You have to pay attention and remember your way back home even when you get distracted.
As a result your turbo is disconnected and you return home in a state of calm..
I am so grateful to have had a Norwegian grandmother (and all of her family) as a strong influence in my life. There is a strong love of the outdoors here in the US as well but one has to be aware of some people’s tendency to make it yet another competitive venture. “I am more outdoorsy than you.” I think that is what you meant with all the social media photos with people trying to out-do one another. I love that my grandmother instilled in me a love of being outdoors whether you were doing anything or not and doing every day things outdoors – eating meals, reading, visiting with friends, bathing (!) Like the comment above, I think of friluftsliv as just living with Nature which can include recreational activities but is not limited to recreation as you sometimes see. It can be as simple as living in a house with lots of windows and with porches so that the indoors and outdoors have blurry boundaries. It is just knowing that the outdoors holds most of the answers you need. Thank you for the discussion and the TED Talk!
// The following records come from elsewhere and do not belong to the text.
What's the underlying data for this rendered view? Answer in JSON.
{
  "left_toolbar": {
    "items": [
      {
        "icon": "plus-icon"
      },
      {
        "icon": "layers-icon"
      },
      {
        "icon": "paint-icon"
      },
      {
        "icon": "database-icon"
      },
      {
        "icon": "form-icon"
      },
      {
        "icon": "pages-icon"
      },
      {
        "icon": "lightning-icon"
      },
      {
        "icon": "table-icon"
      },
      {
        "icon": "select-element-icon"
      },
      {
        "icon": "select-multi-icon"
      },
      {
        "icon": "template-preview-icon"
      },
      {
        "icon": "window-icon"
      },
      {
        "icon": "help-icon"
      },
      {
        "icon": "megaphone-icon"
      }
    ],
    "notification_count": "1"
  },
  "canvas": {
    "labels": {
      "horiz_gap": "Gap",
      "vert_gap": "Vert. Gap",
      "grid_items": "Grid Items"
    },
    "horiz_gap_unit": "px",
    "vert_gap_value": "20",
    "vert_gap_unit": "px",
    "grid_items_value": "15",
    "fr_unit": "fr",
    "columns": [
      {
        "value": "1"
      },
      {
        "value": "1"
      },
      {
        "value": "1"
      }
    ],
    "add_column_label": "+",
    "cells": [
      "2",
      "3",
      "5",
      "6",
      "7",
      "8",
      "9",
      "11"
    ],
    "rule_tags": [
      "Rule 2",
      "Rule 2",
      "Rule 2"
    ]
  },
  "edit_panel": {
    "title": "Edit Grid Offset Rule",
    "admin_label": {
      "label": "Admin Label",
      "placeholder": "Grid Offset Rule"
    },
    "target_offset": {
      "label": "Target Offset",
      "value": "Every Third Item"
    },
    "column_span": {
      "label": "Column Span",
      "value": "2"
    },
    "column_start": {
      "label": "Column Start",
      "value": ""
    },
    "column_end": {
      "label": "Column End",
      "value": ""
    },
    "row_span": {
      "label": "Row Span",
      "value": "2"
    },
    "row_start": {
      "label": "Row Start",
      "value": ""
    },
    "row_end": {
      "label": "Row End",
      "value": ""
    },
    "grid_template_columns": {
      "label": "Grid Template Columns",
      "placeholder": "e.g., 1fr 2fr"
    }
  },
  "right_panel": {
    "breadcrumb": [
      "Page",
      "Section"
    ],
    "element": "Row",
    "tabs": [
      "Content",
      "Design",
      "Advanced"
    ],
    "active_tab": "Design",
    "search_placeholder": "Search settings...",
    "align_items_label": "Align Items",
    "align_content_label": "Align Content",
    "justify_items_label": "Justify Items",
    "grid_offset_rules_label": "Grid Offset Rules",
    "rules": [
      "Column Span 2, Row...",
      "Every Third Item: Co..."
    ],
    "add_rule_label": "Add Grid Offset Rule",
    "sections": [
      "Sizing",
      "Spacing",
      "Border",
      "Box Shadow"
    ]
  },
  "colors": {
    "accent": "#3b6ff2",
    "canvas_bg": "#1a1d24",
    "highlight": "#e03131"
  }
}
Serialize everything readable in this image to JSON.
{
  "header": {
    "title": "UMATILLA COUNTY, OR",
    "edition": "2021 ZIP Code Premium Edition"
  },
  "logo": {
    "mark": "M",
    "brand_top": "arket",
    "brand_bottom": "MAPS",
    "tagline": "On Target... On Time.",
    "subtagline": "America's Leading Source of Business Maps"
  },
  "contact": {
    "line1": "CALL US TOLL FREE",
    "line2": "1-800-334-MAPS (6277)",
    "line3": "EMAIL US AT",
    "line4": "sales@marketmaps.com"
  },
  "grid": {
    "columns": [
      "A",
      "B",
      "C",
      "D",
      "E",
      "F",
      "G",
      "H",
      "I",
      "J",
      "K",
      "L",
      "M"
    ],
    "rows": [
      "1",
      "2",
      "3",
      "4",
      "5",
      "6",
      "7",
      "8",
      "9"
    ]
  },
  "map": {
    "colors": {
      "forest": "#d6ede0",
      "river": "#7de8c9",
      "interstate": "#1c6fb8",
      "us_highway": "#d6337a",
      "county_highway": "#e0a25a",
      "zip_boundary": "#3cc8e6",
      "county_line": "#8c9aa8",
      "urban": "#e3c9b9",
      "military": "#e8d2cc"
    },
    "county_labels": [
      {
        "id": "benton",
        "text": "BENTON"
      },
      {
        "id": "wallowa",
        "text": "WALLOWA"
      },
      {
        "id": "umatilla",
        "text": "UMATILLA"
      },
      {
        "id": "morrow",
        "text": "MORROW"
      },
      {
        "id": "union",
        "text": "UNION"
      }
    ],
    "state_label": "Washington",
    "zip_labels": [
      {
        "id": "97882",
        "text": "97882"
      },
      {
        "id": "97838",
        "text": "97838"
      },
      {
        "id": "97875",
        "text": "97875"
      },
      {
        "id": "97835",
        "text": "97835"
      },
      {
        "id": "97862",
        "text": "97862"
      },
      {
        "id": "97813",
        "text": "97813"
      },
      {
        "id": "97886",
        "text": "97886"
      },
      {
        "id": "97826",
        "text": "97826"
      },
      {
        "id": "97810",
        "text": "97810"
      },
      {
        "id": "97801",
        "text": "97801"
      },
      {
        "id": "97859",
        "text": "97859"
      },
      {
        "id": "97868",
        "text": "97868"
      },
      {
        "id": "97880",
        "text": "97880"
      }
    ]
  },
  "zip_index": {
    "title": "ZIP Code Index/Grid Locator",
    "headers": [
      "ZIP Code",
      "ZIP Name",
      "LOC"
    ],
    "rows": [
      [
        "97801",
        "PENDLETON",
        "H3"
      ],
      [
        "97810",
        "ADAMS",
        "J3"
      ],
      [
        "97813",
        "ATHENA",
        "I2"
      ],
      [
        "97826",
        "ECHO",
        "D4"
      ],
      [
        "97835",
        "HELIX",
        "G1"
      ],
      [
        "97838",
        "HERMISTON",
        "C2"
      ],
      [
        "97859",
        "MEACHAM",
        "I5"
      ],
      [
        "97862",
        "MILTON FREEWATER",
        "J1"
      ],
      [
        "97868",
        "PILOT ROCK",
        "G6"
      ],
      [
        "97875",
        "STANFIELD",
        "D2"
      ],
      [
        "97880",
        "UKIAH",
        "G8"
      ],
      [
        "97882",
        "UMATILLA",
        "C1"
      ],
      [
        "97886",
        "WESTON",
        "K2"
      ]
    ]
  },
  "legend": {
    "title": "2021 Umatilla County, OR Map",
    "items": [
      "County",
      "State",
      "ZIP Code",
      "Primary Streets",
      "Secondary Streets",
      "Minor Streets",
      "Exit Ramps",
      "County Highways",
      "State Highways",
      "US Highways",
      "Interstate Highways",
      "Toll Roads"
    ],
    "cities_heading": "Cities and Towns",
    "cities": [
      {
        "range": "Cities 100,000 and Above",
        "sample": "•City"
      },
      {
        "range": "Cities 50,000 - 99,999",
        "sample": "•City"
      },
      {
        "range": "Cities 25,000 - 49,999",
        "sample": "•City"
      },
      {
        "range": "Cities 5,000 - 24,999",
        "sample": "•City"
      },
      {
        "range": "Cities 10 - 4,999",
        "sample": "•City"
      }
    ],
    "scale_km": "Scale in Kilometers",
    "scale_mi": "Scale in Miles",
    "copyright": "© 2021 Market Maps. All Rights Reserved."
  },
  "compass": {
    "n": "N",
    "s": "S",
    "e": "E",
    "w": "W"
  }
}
I watched your TEDTalk today and I agree with you, getting out in nature can be really good for you, both during regular times and especially trying times, such as when you’re told to stay at home due to corona.
I don’t know how people from other cultures feel, but when we Norwegians go on hikes, we feel a kind of disconnect from everyday life, in a good way, like we’ve left all our worries and responsibilities behind in the city and we can just unwind and be in the moment. The fresh air always feels good, and the physical activity that the hike itself is does us good, too. We often even consider it a good thing if we don’t meet other people along the way :p .
I’ve been told that hiking for its own sake – what foreigners call “walking up a mountain just to walk back down” – is a pretty Scandinavian thing, but we can’t be the only ones doing it :p . But either way, yes, it can definitely do you good!